After years of struggling to match Tom Hiddleston’s Loki, Marvel seem to have finally got their act together when it comes to inventing memorable baddies.
**WARNING: THIS ARTICLE CONTAINS SPOILERS FOR AVENGERS: ENDGAME**
First Michael Keaton’s Vulture chilled a generation of fans with one quiet chat in his car. Then Cate Blanchett brought style as Thor: Ragnarok’s Hela. Then we had Michael B Jordan’s tour-de-force as Killmonger – the Magneto to Black Panther’s Professor X.
And then there’s Thanos, the obscure Marvel comic-book villain who became a pop culture icon after finally taking a main role in Avengers: Infinity War. While Thanos and his plan to collect the galaxy’s hottest accessories for his nice glove had been hinted at in Marvel movies for nearly a decade, Infinity War was the first time we got to spend real time with him – and what a time it was.
Directors Joe and Anthony Russo have been open about the fact that Infinity War is structured to have Thanos as its main protagonist (he certainly has more screen time than any other character), and this unusual approach definitely achieves something special.
While I wouldn’t go as far as the one or two people who described Thanos as “Shakespearean”, there was certainly a lot of nuance to him compared to your average comic-book baddie – whether that’s through his emotional sacrifice of Gamora, oddly tender treatment of Elizabeth Olsen’s Scarlet Witch, or just the nature of his grand plan for the universe.
Unlike other villains, Thanos doesn’t want to destroy/rule the world/galaxy: he just wants to balance it, wipe out exactly 50 per cent to reduce the strain on resources (in a contrast to the comics, where he snaps his fingers and wipes out half of all life to impress a girl, more or less). While obviously abhorrent and misguided, Thanos’ single-minded devotion to his cause made him understandable, almost noble, and added real heft to his clashes with the Avengers.
Which is what makes Thanos’ treatment in Avengers: Endgame all the more frustrating.

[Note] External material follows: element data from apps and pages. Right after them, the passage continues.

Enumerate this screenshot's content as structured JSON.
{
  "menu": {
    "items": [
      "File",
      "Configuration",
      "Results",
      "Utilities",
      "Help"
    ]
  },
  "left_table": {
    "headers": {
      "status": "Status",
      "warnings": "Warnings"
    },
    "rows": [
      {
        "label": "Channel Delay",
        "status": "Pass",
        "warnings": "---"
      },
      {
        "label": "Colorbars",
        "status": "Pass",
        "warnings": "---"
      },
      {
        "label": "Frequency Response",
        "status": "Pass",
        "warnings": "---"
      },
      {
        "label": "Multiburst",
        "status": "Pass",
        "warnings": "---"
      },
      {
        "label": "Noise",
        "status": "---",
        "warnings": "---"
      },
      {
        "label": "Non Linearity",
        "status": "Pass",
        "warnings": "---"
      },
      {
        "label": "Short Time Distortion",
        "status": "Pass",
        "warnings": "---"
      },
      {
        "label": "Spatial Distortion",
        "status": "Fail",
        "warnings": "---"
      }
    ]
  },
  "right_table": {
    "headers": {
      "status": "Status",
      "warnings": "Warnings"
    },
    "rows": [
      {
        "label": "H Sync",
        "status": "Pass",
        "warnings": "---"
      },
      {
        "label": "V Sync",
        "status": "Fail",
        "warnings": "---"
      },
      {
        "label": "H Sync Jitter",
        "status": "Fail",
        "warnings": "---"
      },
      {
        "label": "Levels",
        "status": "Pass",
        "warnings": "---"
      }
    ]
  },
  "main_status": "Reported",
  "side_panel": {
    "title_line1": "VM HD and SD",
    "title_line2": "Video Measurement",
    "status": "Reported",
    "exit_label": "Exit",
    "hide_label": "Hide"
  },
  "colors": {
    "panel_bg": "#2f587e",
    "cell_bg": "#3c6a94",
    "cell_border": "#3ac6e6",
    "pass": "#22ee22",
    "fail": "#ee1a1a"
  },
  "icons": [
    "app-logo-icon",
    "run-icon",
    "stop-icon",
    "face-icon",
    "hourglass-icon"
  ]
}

While the Mad Titan’s presence in the film starts out strong – having fulfilled his purpose he’s now basically started a farm, in an idea lifted directly from the source comics – it goes downhill after the character’s shock death at the hands of Thor.
In itself Thanos’ early death isn’t a bad move (it’s a fun, impactful moment when it happens), but it necessitates the film finding another antagonist to stand in the way of the Avengers collecting Infinity stones throughout time (otherwise, their Time Heist would have worked with relatively little incident).
And of course, to find a really satisfying counterpoint to Infinity War’s brutal ending, that villain has to be Thanos as well – which is why Endgame just brings in a younger model, specifically the Thanos that existed during the period of 2014’s Guardians of the Galaxy (the first time Josh Brolin took on the role).
While this is a clever way of bringing some emotional catharsis to the Avengers’ battle that ties into the time travel plot, I couldn’t help but feel a bit cheated by the epic final clash.
For one thing, this Thanos seemed more openly villainous than the version we grew to know over the course of Infinity War, swapping his unusual plan of balancing the population with a less evocative idea of destroying then reforming the galaxy, and crowing about how he’d enjoy destroying the Avengers’ “annoying” planet – a far cry from the quieter, more understandable Thanos we’d spent so much time with in Infinity War.
Well, as quiet and understandable as anyone who would throw a moon during a hissy fit can be.
Josh Brolin as Thanos in Avengers: Infinity War (Disney)
And when they did beat him back, the Avengers’ victory over Thanos didn’t feel as satisfying as it should have been, because this wasn’t the Thanos they’d previously battled against, lost against, raged against.
“You took everything from me,” Elizabeth Olsen’s Scarlet Witch growls when she faces off with the man who murdered her lover.
“I don’t even know who you are,” answers Thanos, reasonably.
Without the shared history that the older Thanos had with our heroes, the meaning of his defeat rings a little false. Sure, he caught a rerun on Nebula’s servers, but that doesn’t mean he lived through the experience like they (and the audience) did. Without that build-up, the emotional beats of that last battle don’t feel as earned.
Look, perhaps this was inevitable: it’s not like both films could be about Thanos (this one spends a lot more time with the six original Avengers). Arguably it’s the success of the first film in humanising the villain that makes him feel a little thinner here.
But I wish that one of the best things about Infinity War could have been carried over to its sequel. More than anything, Avengers: Endgame is about continuity and long-running storytelling, with every single one of the 21 Marvel movies that preceded it paying off in one grand tale.